(Data records begins)

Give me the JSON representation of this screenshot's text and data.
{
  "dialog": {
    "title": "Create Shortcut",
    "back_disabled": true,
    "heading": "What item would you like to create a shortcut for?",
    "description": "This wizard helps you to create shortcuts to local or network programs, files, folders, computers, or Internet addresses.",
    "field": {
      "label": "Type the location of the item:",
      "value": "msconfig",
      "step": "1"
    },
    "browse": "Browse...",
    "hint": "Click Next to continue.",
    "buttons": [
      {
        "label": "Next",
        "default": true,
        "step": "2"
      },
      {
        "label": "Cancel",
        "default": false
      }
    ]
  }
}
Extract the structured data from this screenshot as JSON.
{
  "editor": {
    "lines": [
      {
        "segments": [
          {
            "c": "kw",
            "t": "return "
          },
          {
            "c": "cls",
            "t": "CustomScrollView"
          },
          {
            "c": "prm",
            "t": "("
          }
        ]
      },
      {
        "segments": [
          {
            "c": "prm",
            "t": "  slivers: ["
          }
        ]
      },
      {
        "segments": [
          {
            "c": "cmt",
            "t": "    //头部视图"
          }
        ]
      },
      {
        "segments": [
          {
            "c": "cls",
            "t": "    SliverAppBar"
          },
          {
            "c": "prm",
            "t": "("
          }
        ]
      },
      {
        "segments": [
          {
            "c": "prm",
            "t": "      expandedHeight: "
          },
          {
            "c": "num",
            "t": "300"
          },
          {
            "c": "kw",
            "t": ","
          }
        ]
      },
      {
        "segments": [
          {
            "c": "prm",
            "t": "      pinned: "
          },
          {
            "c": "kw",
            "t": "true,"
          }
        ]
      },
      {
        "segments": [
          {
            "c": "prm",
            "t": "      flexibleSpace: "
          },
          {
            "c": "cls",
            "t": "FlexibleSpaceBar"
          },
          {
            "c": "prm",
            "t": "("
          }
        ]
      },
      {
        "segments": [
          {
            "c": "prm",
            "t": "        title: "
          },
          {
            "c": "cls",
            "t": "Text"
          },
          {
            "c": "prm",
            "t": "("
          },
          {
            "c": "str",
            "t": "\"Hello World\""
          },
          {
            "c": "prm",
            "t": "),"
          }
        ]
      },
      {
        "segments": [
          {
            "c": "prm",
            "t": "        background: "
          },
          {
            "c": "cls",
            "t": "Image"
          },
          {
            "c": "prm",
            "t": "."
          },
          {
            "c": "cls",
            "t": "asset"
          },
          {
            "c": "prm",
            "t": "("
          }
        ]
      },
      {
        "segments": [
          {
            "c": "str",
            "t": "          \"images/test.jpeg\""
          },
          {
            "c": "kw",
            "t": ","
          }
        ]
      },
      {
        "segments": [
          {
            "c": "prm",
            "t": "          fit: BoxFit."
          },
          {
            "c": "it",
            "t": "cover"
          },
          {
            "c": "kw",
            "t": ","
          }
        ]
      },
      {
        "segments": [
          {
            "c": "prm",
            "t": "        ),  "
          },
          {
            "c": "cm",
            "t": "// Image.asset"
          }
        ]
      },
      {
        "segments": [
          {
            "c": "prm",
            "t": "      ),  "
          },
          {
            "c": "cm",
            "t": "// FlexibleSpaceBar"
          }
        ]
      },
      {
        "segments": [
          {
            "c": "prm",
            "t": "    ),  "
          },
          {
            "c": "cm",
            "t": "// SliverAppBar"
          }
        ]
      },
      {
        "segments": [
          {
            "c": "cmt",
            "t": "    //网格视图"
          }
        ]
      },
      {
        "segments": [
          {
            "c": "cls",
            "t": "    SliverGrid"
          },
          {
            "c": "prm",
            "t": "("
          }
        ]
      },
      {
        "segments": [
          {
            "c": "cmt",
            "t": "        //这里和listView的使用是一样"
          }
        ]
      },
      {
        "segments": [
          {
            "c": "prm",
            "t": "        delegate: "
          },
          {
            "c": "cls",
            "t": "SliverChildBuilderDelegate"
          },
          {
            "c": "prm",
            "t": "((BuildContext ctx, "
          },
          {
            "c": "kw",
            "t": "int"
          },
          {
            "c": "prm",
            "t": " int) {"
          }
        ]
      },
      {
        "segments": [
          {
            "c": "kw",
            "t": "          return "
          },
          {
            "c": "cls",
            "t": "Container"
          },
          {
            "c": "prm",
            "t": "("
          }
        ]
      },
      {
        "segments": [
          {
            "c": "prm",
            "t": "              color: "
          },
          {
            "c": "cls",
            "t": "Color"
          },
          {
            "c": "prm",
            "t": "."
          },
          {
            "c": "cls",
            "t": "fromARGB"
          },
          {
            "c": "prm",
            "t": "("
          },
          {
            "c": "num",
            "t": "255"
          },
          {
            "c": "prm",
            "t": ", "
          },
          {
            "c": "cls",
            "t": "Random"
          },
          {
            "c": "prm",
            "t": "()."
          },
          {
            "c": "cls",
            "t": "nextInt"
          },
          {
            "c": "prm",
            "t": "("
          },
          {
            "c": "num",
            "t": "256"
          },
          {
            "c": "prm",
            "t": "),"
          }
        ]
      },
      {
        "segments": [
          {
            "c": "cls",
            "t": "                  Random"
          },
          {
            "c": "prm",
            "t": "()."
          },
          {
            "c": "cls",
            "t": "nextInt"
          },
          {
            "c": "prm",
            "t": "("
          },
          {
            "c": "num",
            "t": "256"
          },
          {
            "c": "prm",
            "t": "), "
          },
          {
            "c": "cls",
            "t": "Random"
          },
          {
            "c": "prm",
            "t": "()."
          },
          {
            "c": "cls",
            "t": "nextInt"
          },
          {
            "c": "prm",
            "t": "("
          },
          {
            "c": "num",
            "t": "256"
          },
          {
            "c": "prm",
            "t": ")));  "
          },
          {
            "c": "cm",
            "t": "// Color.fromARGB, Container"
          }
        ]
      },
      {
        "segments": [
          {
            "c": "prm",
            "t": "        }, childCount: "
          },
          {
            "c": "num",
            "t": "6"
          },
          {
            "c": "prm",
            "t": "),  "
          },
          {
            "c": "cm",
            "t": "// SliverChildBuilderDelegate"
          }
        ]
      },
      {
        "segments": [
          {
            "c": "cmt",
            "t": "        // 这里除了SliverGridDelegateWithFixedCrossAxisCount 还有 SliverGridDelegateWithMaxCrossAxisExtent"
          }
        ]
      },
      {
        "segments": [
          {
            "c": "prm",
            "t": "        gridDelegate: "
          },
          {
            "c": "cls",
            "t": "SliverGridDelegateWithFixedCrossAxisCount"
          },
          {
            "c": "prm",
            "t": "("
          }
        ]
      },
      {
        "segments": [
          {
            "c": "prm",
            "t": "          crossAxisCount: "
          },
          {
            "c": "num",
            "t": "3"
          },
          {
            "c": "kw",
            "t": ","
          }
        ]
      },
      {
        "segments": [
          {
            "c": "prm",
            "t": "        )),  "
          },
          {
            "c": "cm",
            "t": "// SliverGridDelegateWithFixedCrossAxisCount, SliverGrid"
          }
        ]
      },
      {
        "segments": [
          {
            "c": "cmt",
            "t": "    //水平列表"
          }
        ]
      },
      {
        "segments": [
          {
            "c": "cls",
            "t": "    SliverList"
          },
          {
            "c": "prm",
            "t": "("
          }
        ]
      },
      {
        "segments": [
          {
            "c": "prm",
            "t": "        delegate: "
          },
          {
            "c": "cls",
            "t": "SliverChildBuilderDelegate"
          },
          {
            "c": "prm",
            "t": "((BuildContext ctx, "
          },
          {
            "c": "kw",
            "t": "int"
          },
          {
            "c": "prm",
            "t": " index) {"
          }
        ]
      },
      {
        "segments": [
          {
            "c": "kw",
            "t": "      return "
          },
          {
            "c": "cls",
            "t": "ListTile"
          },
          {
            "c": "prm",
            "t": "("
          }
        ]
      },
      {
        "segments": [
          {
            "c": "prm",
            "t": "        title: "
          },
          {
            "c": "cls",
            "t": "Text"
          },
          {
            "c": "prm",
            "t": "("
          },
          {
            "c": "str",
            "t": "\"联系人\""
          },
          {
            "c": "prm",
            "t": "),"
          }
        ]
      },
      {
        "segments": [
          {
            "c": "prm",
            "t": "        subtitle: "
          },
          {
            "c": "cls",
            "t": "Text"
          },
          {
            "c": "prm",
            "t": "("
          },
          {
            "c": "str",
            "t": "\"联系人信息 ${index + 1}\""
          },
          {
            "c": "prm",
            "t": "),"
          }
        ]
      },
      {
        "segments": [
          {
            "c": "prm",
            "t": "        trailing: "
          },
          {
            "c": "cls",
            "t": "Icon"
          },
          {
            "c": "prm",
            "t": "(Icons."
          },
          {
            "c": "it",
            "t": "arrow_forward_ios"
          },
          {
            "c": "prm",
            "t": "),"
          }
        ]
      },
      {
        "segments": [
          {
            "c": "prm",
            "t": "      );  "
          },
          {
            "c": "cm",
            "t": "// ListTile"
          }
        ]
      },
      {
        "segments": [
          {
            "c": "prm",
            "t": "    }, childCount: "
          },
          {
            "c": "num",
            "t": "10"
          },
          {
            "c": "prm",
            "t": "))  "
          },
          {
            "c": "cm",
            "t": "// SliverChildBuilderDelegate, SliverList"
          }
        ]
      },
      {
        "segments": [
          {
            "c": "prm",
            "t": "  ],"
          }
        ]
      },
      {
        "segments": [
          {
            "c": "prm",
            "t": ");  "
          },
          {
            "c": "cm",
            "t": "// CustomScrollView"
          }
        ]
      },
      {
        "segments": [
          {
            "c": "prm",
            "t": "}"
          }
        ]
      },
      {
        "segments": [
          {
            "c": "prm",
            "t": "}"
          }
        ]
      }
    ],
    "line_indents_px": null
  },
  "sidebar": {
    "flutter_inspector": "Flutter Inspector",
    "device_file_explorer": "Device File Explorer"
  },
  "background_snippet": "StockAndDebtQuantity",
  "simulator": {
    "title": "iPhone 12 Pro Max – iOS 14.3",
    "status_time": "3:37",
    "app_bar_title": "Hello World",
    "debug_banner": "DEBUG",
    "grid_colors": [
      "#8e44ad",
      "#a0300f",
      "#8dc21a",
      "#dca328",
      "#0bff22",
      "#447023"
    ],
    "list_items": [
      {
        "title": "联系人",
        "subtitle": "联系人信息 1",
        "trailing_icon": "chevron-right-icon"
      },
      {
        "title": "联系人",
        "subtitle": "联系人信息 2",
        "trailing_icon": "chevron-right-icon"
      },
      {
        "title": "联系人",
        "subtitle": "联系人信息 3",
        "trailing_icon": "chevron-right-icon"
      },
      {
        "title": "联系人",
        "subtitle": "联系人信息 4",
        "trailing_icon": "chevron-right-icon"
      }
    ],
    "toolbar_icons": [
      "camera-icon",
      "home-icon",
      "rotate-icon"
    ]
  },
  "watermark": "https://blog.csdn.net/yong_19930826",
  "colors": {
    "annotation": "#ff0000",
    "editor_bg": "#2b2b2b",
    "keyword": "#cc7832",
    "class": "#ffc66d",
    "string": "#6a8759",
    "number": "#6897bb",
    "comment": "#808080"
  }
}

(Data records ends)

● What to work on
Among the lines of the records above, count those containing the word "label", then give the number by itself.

● Expected output
3